George A. Akerlof
Koshland Professor of Economics, University of California, Berkeley
George Akerlof is the Koshland Professor of Economics at the University of California, Berkeley and a non-resident Senior Fellow at the Brookings Institution. He was a co-winner of the 2001 Nobel Prize in Economics. He is the author of a landmark study on the role of asymmetric information in the market for "lemon" used cars. His research broke with established economic theory in illustrating how markets malfunction when buyers and sellers — as seen in used car markets — operate under different information.

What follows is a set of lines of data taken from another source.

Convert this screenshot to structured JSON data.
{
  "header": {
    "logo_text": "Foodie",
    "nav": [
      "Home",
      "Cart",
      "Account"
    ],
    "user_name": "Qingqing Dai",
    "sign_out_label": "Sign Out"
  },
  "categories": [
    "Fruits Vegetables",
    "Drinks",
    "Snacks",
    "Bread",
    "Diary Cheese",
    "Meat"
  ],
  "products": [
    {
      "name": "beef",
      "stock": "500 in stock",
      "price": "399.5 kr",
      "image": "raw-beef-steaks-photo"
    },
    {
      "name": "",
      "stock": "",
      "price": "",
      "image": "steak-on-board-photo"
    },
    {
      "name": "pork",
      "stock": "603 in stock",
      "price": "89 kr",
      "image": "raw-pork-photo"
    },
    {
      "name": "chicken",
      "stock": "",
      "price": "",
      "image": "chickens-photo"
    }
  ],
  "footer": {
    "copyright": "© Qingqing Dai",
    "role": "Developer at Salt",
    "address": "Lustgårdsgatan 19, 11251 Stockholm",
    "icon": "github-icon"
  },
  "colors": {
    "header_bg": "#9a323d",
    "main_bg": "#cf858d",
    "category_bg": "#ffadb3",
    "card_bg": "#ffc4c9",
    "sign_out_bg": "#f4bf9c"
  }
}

The work has had far-reaching applications in such diverse areas as health insurance, financial markets, and employment contracts.

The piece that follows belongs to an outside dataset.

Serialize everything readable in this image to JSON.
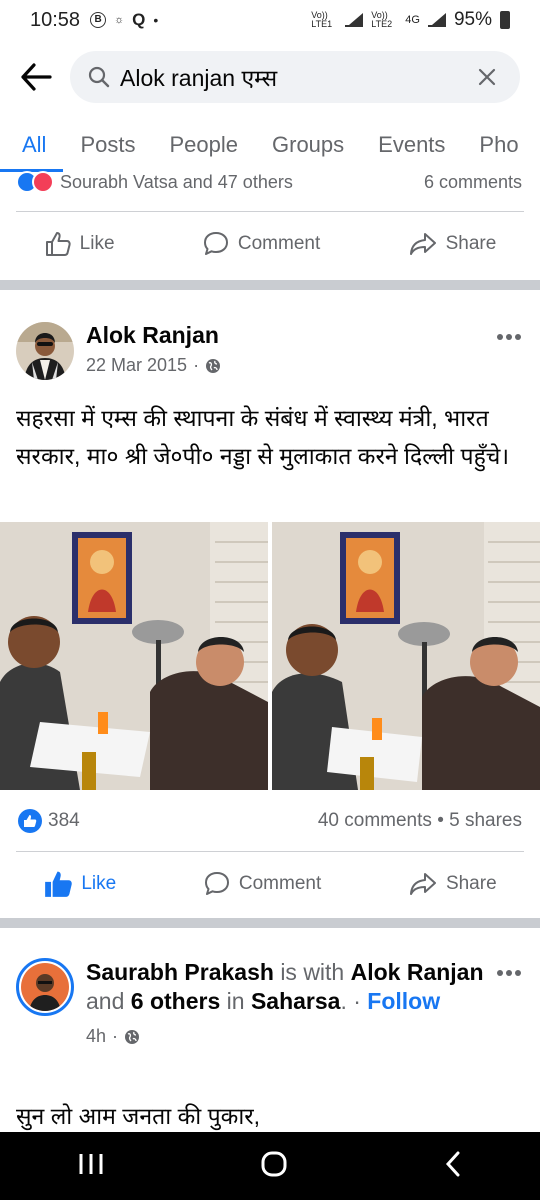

His books include An Economic Theorist's Book of Tales (1984), Efficiency Wage Models of the Labor Market (with Janet Yellen,1986), and Explorations in Pragmatic Economics (2005). Akerlof has been recognized for his research that borrows from sociology, psychology, anthropology, and other fields to determine economic influences and outcomes. He earned his bachelor's degree from Yale University and his Ph.D. from MIT.